◆ **INFORMATION PROVIDED**
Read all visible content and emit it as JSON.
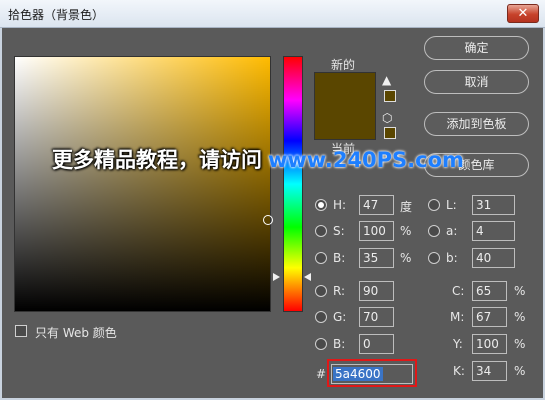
{
  "window": {
    "title": "拾色器（背景色）",
    "close_glyph": "✕"
  },
  "preview": {
    "new_label": "新的",
    "current_label": "当前",
    "new_color": "#5a4600"
  },
  "buttons": {
    "ok": "确定",
    "cancel": "取消",
    "add_to_swatches": "添加到色板",
    "color_libraries": "颜色库"
  },
  "watermark": {
    "text": "更多精品教程，请访问",
    "url": "www.240PS.com"
  },
  "hsb": [
    {
      "label": "H:",
      "value": "47",
      "unit": "度",
      "selected": true
    },
    {
      "label": "S:",
      "value": "100",
      "unit": "%",
      "selected": false
    },
    {
      "label": "B:",
      "value": "35",
      "unit": "%",
      "selected": false
    }
  ],
  "lab": [
    {
      "label": "L:",
      "value": "31"
    },
    {
      "label": "a:",
      "value": "4"
    },
    {
      "label": "b:",
      "value": "40"
    }
  ],
  "rgb": [
    {
      "label": "R:",
      "value": "90"
    },
    {
      "label": "G:",
      "value": "70"
    },
    {
      "label": "B:",
      "value": "0"
    }
  ],
  "cmyk": [
    {
      "label": "C:",
      "value": "65",
      "unit": "%"
    },
    {
      "label": "M:",
      "value": "67",
      "unit": "%"
    },
    {
      "label": "Y:",
      "value": "100",
      "unit": "%"
    },
    {
      "label": "K:",
      "value": "34",
      "unit": "%"
    }
  ],
  "hex": {
    "prefix": "#",
    "value": "5a4600"
  },
  "web_only": {
    "label": "只有 Web 颜色",
    "checked": false
  },
  "icons": {
    "warning": "gamut-warning-icon",
    "cube": "web-safe-cube-icon"
  }
}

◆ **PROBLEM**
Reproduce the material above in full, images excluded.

◆ **SOLUTION FOR THIS PROBLEM**
Read all visible content and emit it as JSON.
{
  "window": {
    "title": "拾色器（背景色）",
    "close_glyph": "✕"
  },
  "preview": {
    "new_label": "新的",
    "current_label": "当前",
    "new_color": "#5a4600"
  },
  "buttons": {
    "ok": "确定",
    "cancel": "取消",
    "add_to_swatches": "添加到色板",
    "color_libraries": "颜色库"
  },
  "watermark": {
    "text": "更多精品教程，请访问",
    "url": "www.240PS.com"
  },
  "hsb": [
    {
      "label": "H:",
      "value": "47",
      "unit": "度",
      "selected": true
    },
    {
      "label": "S:",
      "value": "100",
      "unit": "%",
      "selected": false
    },
    {
      "label": "B:",
      "value": "35",
      "unit": "%",
      "selected": false
    }
  ],
  "lab": [
    {
      "label": "L:",
      "value": "31"
    },
    {
      "label": "a:",
      "value": "4"
    },
    {
      "label": "b:",
      "value": "40"
    }
  ],
  "rgb": [
    {
      "label": "R:",
      "value": "90"
    },
    {
      "label": "G:",
      "value": "70"
    },
    {
      "label": "B:",
      "value": "0"
    }
  ],
  "cmyk": [
    {
      "label": "C:",
      "value": "65",
      "unit": "%"
    },
    {
      "label": "M:",
      "value": "67",
      "unit": "%"
    },
    {
      "label": "Y:",
      "value": "100",
      "unit": "%"
    },
    {
      "label": "K:",
      "value": "34",
      "unit": "%"
    }
  ],
  "hex": {
    "prefix": "#",
    "value": "5a4600"
  },
  "web_only": {
    "label": "只有 Web 颜色",
    "checked": false
  },
  "icons": {
    "warning": "gamut-warning-icon",
    "cube": "web-safe-cube-icon"
  }
}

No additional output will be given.